=== Entries shown ===

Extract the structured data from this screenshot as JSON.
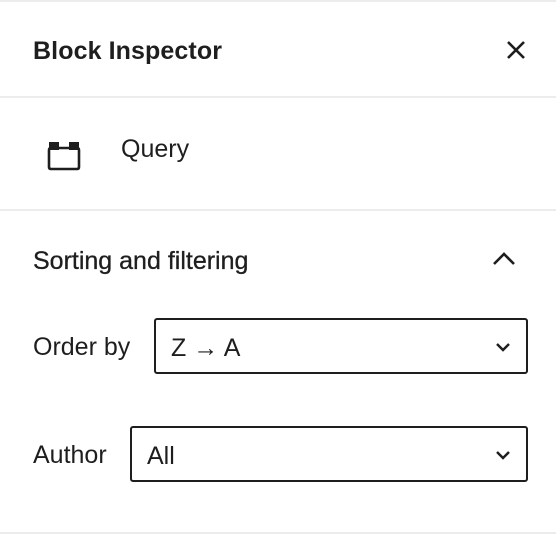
{
  "header": {
    "title": "Block Inspector",
    "close_icon": "close-icon"
  },
  "block": {
    "icon": "query-loop-icon",
    "name": "Query"
  },
  "section": {
    "title": "Sorting and filtering",
    "expanded": true,
    "toggle_icon": "chevron-up-icon"
  },
  "fields": {
    "order_by": {
      "label": "Order by",
      "value": "Z → A"
    },
    "author": {
      "label": "Author",
      "value": "All"
    }
  },
  "colors": {
    "text": "#1e1e1e",
    "divider": "#ececec",
    "background": "#ffffff"
  }
}
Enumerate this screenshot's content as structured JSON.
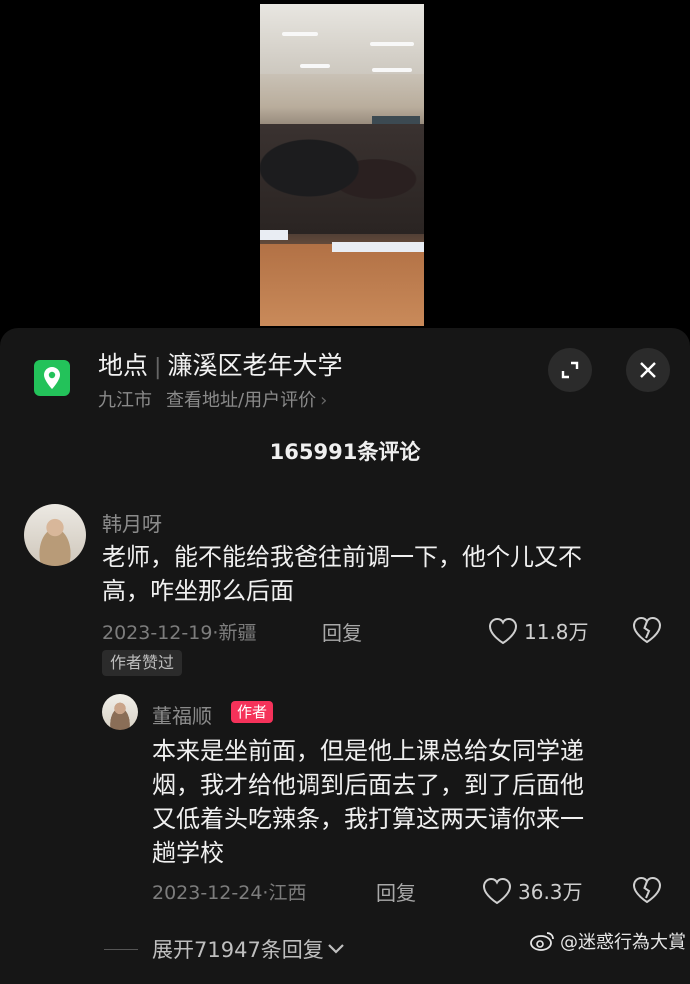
{
  "location": {
    "label": "地点",
    "name": "濂溪区老年大学",
    "city": "九江市",
    "view_link": "查看地址/用户评价",
    "arrow": "›"
  },
  "comments_header": {
    "title": "165991条评论"
  },
  "comments": [
    {
      "username": "韩月呀",
      "text_line1": "老师，能不能给我爸往前调一下，他个儿又不",
      "text_line2": "高，咋坐那么后面",
      "date": "2023-12-19",
      "region": "新疆",
      "reply_label": "回复",
      "likes": "11.8万",
      "badge": "作者赞过"
    }
  ],
  "reply": {
    "username": "董福顺",
    "author_tag": "作者",
    "text_line1": "本来是坐前面，但是他上课总给女同学递",
    "text_line2": "烟，我才给他调到后面去了，到了后面他",
    "text_line3": "又低着头吃辣条，我打算这两天请你来一",
    "text_line4": "趟学校",
    "date": "2023-12-24",
    "region": "江西",
    "reply_label": "回复",
    "likes": "36.3万"
  },
  "expand_replies": "展开71947条回复",
  "watermark": "@迷惑行為大賞",
  "colors": {
    "panel_bg": "#161616",
    "location_icon": "#23c25a",
    "author_tag": "#f5325a"
  }
}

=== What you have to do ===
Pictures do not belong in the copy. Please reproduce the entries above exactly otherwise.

=== Expected answer ===
Extract the structured data from this screenshot as JSON.
{
  "header": {
    "title": "Block Inspector",
    "close_icon": "close-icon"
  },
  "block": {
    "icon": "query-loop-icon",
    "name": "Query"
  },
  "section": {
    "title": "Sorting and filtering",
    "expanded": true,
    "toggle_icon": "chevron-up-icon"
  },
  "fields": {
    "order_by": {
      "label": "Order by",
      "value": "Z → A"
    },
    "author": {
      "label": "Author",
      "value": "All"
    }
  },
  "colors": {
    "text": "#1e1e1e",
    "divider": "#ececec",
    "background": "#ffffff"
  }
}
Enumerate this screenshot's content as structured JSON.
{
  "location": {
    "label": "地点",
    "name": "濂溪区老年大学",
    "city": "九江市",
    "view_link": "查看地址/用户评价",
    "arrow": "›"
  },
  "comments_header": {
    "title": "165991条评论"
  },
  "comments": [
    {
      "username": "韩月呀",
      "text_line1": "老师，能不能给我爸往前调一下，他个儿又不",
      "text_line2": "高，咋坐那么后面",
      "date": "2023-12-19",
      "region": "新疆",
      "reply_label": "回复",
      "likes": "11.8万",
      "badge": "作者赞过"
    }
  ],
  "reply": {
    "username": "董福顺",
    "author_tag": "作者",
    "text_line1": "本来是坐前面，但是他上课总给女同学递",
    "text_line2": "烟，我才给他调到后面去了，到了后面他",
    "text_line3": "又低着头吃辣条，我打算这两天请你来一",
    "text_line4": "趟学校",
    "date": "2023-12-24",
    "region": "江西",
    "reply_label": "回复",
    "likes": "36.3万"
  },
  "expand_replies": "展开71947条回复",
  "watermark": "@迷惑行為大賞",
  "colors": {
    "panel_bg": "#161616",
    "location_icon": "#23c25a",
    "author_tag": "#f5325a"
  }
}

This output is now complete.